EXERCISE BRIEF: Return a copy of every line in the data below that contains "icon".

RECORD EXCERPTS:
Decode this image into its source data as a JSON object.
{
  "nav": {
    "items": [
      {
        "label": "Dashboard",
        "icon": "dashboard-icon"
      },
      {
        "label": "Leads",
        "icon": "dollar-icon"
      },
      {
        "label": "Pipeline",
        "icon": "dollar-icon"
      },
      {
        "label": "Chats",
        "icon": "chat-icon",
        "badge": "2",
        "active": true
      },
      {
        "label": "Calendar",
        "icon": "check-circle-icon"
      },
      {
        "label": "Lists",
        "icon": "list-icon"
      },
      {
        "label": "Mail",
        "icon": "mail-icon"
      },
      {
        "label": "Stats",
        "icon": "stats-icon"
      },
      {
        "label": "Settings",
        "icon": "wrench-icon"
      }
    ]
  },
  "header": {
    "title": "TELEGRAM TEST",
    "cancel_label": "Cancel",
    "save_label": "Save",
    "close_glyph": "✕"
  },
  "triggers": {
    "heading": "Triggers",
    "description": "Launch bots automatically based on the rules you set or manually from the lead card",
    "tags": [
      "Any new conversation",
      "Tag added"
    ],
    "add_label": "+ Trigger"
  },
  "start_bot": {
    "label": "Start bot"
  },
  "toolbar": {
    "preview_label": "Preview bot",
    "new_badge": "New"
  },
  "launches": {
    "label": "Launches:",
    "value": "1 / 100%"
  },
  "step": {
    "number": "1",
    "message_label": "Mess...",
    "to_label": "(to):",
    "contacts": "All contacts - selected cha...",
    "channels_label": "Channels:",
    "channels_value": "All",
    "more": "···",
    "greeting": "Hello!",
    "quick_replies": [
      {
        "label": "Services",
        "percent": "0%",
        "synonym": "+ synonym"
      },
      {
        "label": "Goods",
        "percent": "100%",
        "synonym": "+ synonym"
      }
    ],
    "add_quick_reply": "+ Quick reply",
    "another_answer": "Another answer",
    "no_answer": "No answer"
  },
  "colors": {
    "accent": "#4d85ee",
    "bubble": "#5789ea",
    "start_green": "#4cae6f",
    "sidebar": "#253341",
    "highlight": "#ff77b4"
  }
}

YOUR SOLUTION:
        "icon": "dashboard-icon"
        "icon": "dollar-icon"
        "icon": "dollar-icon"
        "icon": "chat-icon",
        "icon": "check-circle-icon"
        "icon": "list-icon"
        "icon": "mail-icon"
        "icon": "stats-icon"
        "icon": "wrench-icon"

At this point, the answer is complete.